Objective To investigate the health damage caused by long-term exposure to low-intensity laser among female workers and provide a basis for the development of corresponding preventive measures.
Methods Totally 96 female workers exposed to low-intensity laser in a large-scale communication equipment manufacturing company were selected as the exposed group, while another 96 female office staff without any exposure to occupational hazards in the same company were studied as the control group. Occupational health examinations were conducted for all study participants, and the relative results were analyzed.
Results The prevalences of self-reported ophthalmic symptoms such as eye pain, foreign body-like irritation of the eye, photophobia, tearing, conjunctival congestion, and decreased visual acuity were higher in the exposed group than in the control group(P < 0.05). The prevalences of abnormalities in cornea, conjunctiva, lens, and fundus examinations were higher in the exposed group than in the control group(P < 0.05). The prevalences of self-reported dizziness, nausea, palpitation, insomnia, appetite loss, muscular stiffness, hypomnesis, hidrosis, feeling fatigued, and dysphoria were all significantly increased in the exposed group compared with the control group(P < 0.05). Rates of sinus arrhythmia and T-wave elevation in the exposed group were higher than those in the control group(P < 0.05). The menstrual abnormality in the exposed group was higher than that in the control group(P < 0.05). There was no statistically significant difference in abnormalities of blood pressure, blood routine examination, liver function, urine routine examination, and blood lipids between the exposed group and the control group(P > 0.05).

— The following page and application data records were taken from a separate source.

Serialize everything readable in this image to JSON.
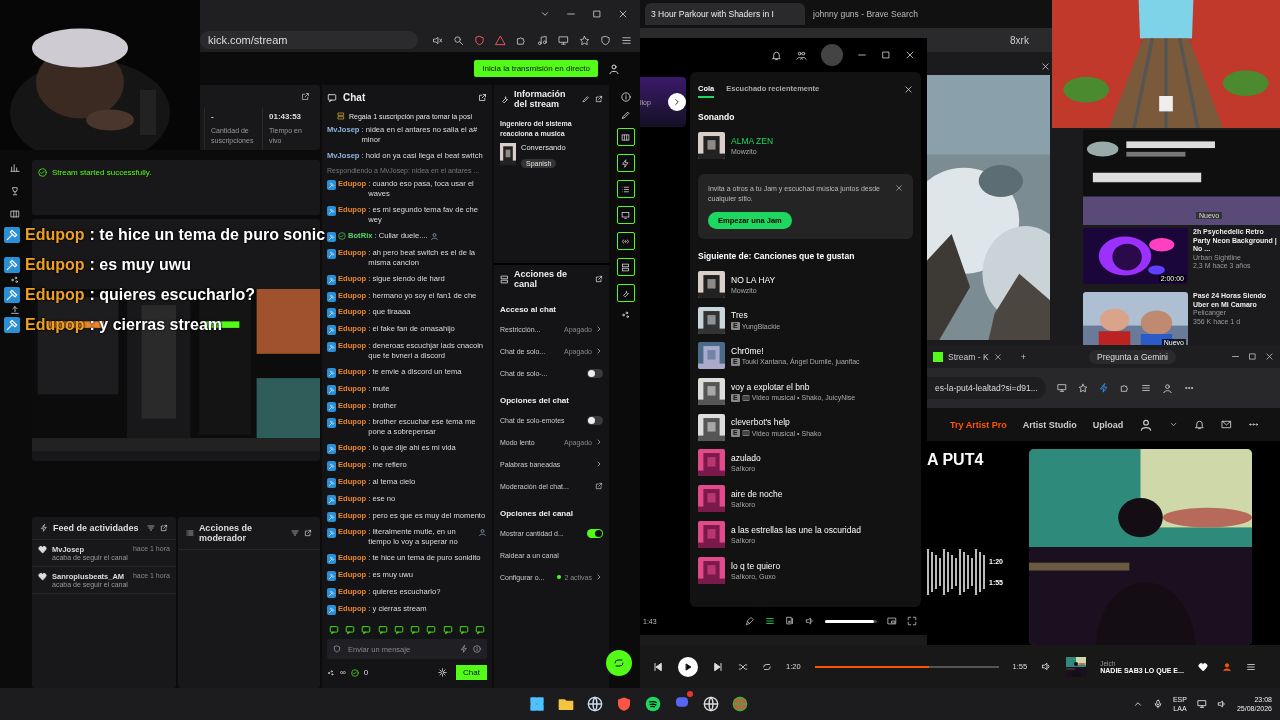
{
  "kick": {
    "url": "kick.com/stream",
    "go_live": "Inicia la transmisión en directo",
    "stats": [
      {
        "value": "-",
        "label": "Cantidad de suscripciones"
      },
      {
        "value": "01:43:53",
        "label": "Tiempo en vivo"
      }
    ],
    "notice": "Stream started successfully.",
    "overlay_chat": [
      {
        "user": "Edupop",
        "text": ": te hice un tema de puro sonic"
      },
      {
        "user": "Edupop",
        "text": ": es muy uwu"
      },
      {
        "user": "Edupop",
        "text": ": quieres escucharlo?"
      },
      {
        "user": "Edupop",
        "text": ": y cierras stream"
      }
    ],
    "activity_feed": {
      "title": "Feed de actividades",
      "items": [
        {
          "user": "MvJosep",
          "time": "hace 1 hora",
          "text": "acaba de seguir el canal"
        },
        {
          "user": "Sanroplusbeats_AM",
          "time": "hace 1 hora",
          "text": "acaba de seguir el canal"
        }
      ]
    },
    "mod_actions": {
      "title": "Acciones de moderador"
    },
    "chat": {
      "title": "Chat",
      "pinned": "Regala 1 suscripción para tomar la posi",
      "placeholder": "Enviar un mensaje",
      "infinity": "∞",
      "viewers": "0",
      "send": "Chat",
      "messages": [
        {
          "kind": "message",
          "user": "MvJosep",
          "color": "#8fb4e0",
          "badge": false,
          "verified": false,
          "emote": false,
          "text": ": nidea en el antares no salia el a# minor"
        },
        {
          "kind": "message",
          "user": "MvJosep",
          "color": "#8fb4e0",
          "badge": false,
          "verified": false,
          "emote": false,
          "text": ": hold on ya casi llega el beat switch"
        },
        {
          "kind": "reply",
          "text": "Respondiendo a MvJosep: nidea en el antares ..."
        },
        {
          "kind": "message",
          "user": "Edupop",
          "color": "#e8862f",
          "badge": true,
          "verified": false,
          "emote": false,
          "text": ": cuando eso pasa, toca usar el waves"
        },
        {
          "kind": "message",
          "user": "Edupop",
          "color": "#e8862f",
          "badge": true,
          "verified": false,
          "emote": false,
          "text": ": es mi segundo tema fav de che wey"
        },
        {
          "kind": "message",
          "user": "BotRix",
          "color": "#53d769",
          "badge": true,
          "verified": true,
          "emote": true,
          "text": ": Culiar duele...."
        },
        {
          "kind": "message",
          "user": "Edupop",
          "color": "#e8862f",
          "badge": true,
          "verified": false,
          "emote": false,
          "text": ": ah pero beat switch es el de la misma cancion"
        },
        {
          "kind": "message",
          "user": "Edupop",
          "color": "#e8862f",
          "badge": true,
          "verified": false,
          "emote": false,
          "text": ": sigue siendo die hard"
        },
        {
          "kind": "message",
          "user": "Edupop",
          "color": "#e8862f",
          "badge": true,
          "verified": false,
          "emote": false,
          "text": ": hermano yo soy el fan1 de che"
        },
        {
          "kind": "message",
          "user": "Edupop",
          "color": "#e8862f",
          "badge": true,
          "verified": false,
          "emote": false,
          "text": ": que tiraaaa"
        },
        {
          "kind": "message",
          "user": "Edupop",
          "color": "#e8862f",
          "badge": true,
          "verified": false,
          "emote": false,
          "text": ": el fake fan de omasahijo"
        },
        {
          "kind": "message",
          "user": "Edupop",
          "color": "#e8862f",
          "badge": true,
          "verified": false,
          "emote": false,
          "text": ": deneroas escuchjar lads cnacoin que te bvneri a discord"
        },
        {
          "kind": "message",
          "user": "Edupop",
          "color": "#e8862f",
          "badge": true,
          "verified": false,
          "emote": false,
          "text": ": te envie a discord un tema"
        },
        {
          "kind": "message",
          "user": "Edupop",
          "color": "#e8862f",
          "badge": true,
          "verified": false,
          "emote": false,
          "text": ": mute"
        },
        {
          "kind": "message",
          "user": "Edupop",
          "color": "#e8862f",
          "badge": true,
          "verified": false,
          "emote": false,
          "text": ": brother"
        },
        {
          "kind": "message",
          "user": "Edupop",
          "color": "#e8862f",
          "badge": true,
          "verified": false,
          "emote": false,
          "text": ": brother escuchar ese tema me pone a sobrepensar"
        },
        {
          "kind": "message",
          "user": "Edupop",
          "color": "#e8862f",
          "badge": true,
          "verified": false,
          "emote": false,
          "text": ": lo que dije ahi es mi vida"
        },
        {
          "kind": "message",
          "user": "Edupop",
          "color": "#e8862f",
          "badge": true,
          "verified": false,
          "emote": false,
          "text": ": me refiero"
        },
        {
          "kind": "message",
          "user": "Edupop",
          "color": "#e8862f",
          "badge": true,
          "verified": false,
          "emote": false,
          "text": ": al tema cielo"
        },
        {
          "kind": "message",
          "user": "Edupop",
          "color": "#e8862f",
          "badge": true,
          "verified": false,
          "emote": false,
          "text": ": ese no"
        },
        {
          "kind": "message",
          "user": "Edupop",
          "color": "#e8862f",
          "badge": true,
          "verified": false,
          "emote": false,
          "text": ": pero es que es muy del momento"
        },
        {
          "kind": "message",
          "user": "Edupop",
          "color": "#e8862f",
          "badge": true,
          "verified": false,
          "emote": true,
          "text": ": literalmente mutie, en un tiempo lo voy a superar no"
        },
        {
          "kind": "message",
          "user": "Edupop",
          "color": "#e8862f",
          "badge": true,
          "verified": false,
          "emote": false,
          "text": ": te hice un tema de puro sonidito"
        },
        {
          "kind": "message",
          "user": "Edupop",
          "color": "#e8862f",
          "badge": true,
          "verified": false,
          "emote": false,
          "text": ": es muy uwu"
        },
        {
          "kind": "message",
          "user": "Edupop",
          "color": "#e8862f",
          "badge": true,
          "verified": false,
          "emote": false,
          "text": ": quieres escucharlo?"
        },
        {
          "kind": "message",
          "user": "Edupop",
          "color": "#e8862f",
          "badge": true,
          "verified": false,
          "emote": false,
          "text": ": y cierras stream"
        }
      ]
    },
    "stream_info": {
      "title": "Información del stream",
      "stream_title": "Ingeniero del sistema reacciona a musica",
      "category": "Conversando",
      "tag": "Spanish"
    },
    "channel_actions": {
      "title": "Acciones de canal",
      "sections": [
        {
          "title": "Acceso al chat",
          "rows": [
            {
              "kind": "select",
              "label": "Restricción...",
              "value": "Apagado"
            },
            {
              "kind": "select",
              "label": "Chat de solo...",
              "value": "Apagado"
            },
            {
              "kind": "toggle",
              "label": "Chat de solo-...",
              "on": false
            }
          ]
        },
        {
          "title": "Opciones del chat",
          "rows": [
            {
              "kind": "toggle",
              "label": "Chat de solo-emotes",
              "on": false
            },
            {
              "kind": "select",
              "label": "Modo lento",
              "value": "Apagado"
            },
            {
              "kind": "nav",
              "label": "Palabras baneadas"
            },
            {
              "kind": "external",
              "label": "Moderación del chat..."
            }
          ]
        },
        {
          "title": "Opciones del canal",
          "rows": [
            {
              "kind": "toggle",
              "label": "Mostrar cantidad d...",
              "on": true
            },
            {
              "kind": "action",
              "label": "Raidear a un canal"
            },
            {
              "kind": "status",
              "label": "Configurar o...",
              "value": "2 activas"
            }
          ]
        }
      ]
    }
  },
  "brave": {
    "tabs": [
      {
        "title": "3 Hour Parkour with Shaders in I",
        "selected": true
      },
      {
        "title": "johnny guns - Brave Search",
        "selected": false
      }
    ],
    "url_fragment": "8xrk",
    "new_badge": "Nuevo",
    "sidebar": [
      {
        "title": "2h Psychedelic Retro Party Neon Background | No ...",
        "channel": "Urban Sightline",
        "meta": "2,3 M hace 3 años",
        "duration": "2:00:00"
      },
      {
        "title": "Pasé 24 Horas Siendo Uber en Mi Camaro",
        "channel": "Pelicanger",
        "meta": "356 K hace 1 d",
        "duration": "Nuevo"
      }
    ]
  },
  "spotify": {
    "side_fragment": "llop",
    "tabs": [
      {
        "label": "Cola",
        "selected": true
      },
      {
        "label": "Escuchado recientemente",
        "selected": false
      }
    ],
    "now_heading": "Sonando",
    "now": {
      "title": "ALMA ZEN",
      "artist": "Mowzito"
    },
    "jam": {
      "text": "Invita a otros a tu Jam y escuchad música juntos desde cualquier sitio.",
      "button": "Empezar una Jam"
    },
    "next_heading": "Siguiente de: Canciones que te gustan",
    "queue": [
      {
        "title": "NO LA HAY",
        "subtitle": "Mowzito",
        "video": false
      },
      {
        "title": "Tres",
        "badge": "E",
        "subtitle": "YungBlackie",
        "video": false
      },
      {
        "title": "Chr0me!",
        "badge": "E",
        "subtitle": "Touki Xantana, Ángel Dumile, juanflac",
        "video": false
      },
      {
        "title": "voy a explotar el bnb",
        "badge": "E",
        "subtitle": "Video musical • Shako, JuicyNise",
        "video": true
      },
      {
        "title": "cleverbot's help",
        "badge": "E",
        "subtitle": "Video musical • Shako",
        "video": true
      },
      {
        "title": "azulado",
        "subtitle": "Sa!koro",
        "video": false
      },
      {
        "title": "aire de noche",
        "subtitle": "Sa!koro",
        "video": false
      },
      {
        "title": "a las estrellas las une la oscuridad",
        "subtitle": "Sa!koro",
        "video": false
      },
      {
        "title": "lo q te quiero",
        "subtitle": "Sa!koro, Guxo",
        "video": false
      }
    ],
    "elapsed": "1:43",
    "volume": {
      "level": 0.95
    }
  },
  "chrome": {
    "tab": "Stream - K",
    "new_tab": "+",
    "gemini": "Pregunta a Gemini",
    "url": "es-la-put4-lealtad?si=d91...",
    "nav": [
      "Try Artist Pro",
      "Artist Studio",
      "Upload"
    ],
    "track_title": "A PUT4",
    "wave_times": [
      "1:20",
      "1:55"
    ]
  },
  "player": {
    "elapsed": "1:20",
    "duration": "1:55",
    "level": 0.62,
    "artist": "Jeich",
    "title": "NADIE SAB3 LO QUE E..."
  },
  "taskbar": {
    "lang": "ESP",
    "region": "LAA",
    "time": "23:08",
    "date": "25/08/2026"
  }
}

Conclusions Long-term exposure to low-intensity laser could at least cause damage to the eyes, nervous system, cardiovascular system, and reproductive system of female workers. Workers occupationally exposed to lase should pay attention to strengthening personal eye and skin protection.